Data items
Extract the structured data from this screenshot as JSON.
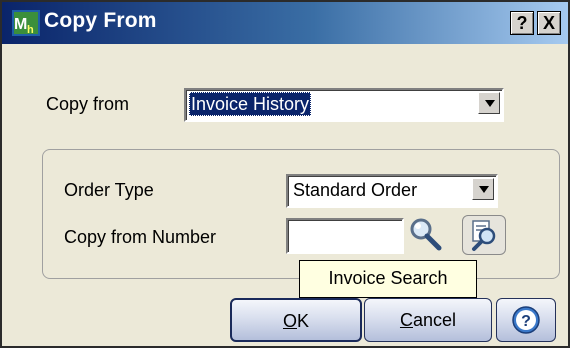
{
  "window": {
    "title": "Copy From",
    "help_button": "?",
    "close_button": "X",
    "app_icon": "mas-app-icon"
  },
  "copy_from": {
    "label": "Copy from",
    "value": "Invoice History"
  },
  "order_section": {
    "order_type_label": "Order Type",
    "order_type_value": "Standard Order",
    "copy_from_number_label": "Copy from Number",
    "copy_from_number_value": "",
    "lookup_icon": "magnifier-icon",
    "search_icon": "invoice-search-icon"
  },
  "tooltip": {
    "text": "Invoice Search"
  },
  "buttons": {
    "ok_mnemonic": "O",
    "ok_rest": "K",
    "cancel_mnemonic": "C",
    "cancel_rest": "ancel",
    "help_icon": "help-question-icon"
  },
  "colors": {
    "title_gradient_start": "#0a246a",
    "title_gradient_end": "#a6caf0",
    "dialog_bg": "#ece9d8",
    "selection": "#0a246a",
    "tooltip_bg": "#ffffe1"
  }
}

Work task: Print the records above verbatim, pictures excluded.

Your solution:
Extract the structured data from this screenshot as JSON.
{
  "window": {
    "title": "Copy From",
    "help_button": "?",
    "close_button": "X",
    "app_icon": "mas-app-icon"
  },
  "copy_from": {
    "label": "Copy from",
    "value": "Invoice History"
  },
  "order_section": {
    "order_type_label": "Order Type",
    "order_type_value": "Standard Order",
    "copy_from_number_label": "Copy from Number",
    "copy_from_number_value": "",
    "lookup_icon": "magnifier-icon",
    "search_icon": "invoice-search-icon"
  },
  "tooltip": {
    "text": "Invoice Search"
  },
  "buttons": {
    "ok_mnemonic": "O",
    "ok_rest": "K",
    "cancel_mnemonic": "C",
    "cancel_rest": "ancel",
    "help_icon": "help-question-icon"
  },
  "colors": {
    "title_gradient_start": "#0a246a",
    "title_gradient_end": "#a6caf0",
    "dialog_bg": "#ece9d8",
    "selection": "#0a246a",
    "tooltip_bg": "#ffffe1"
  }
}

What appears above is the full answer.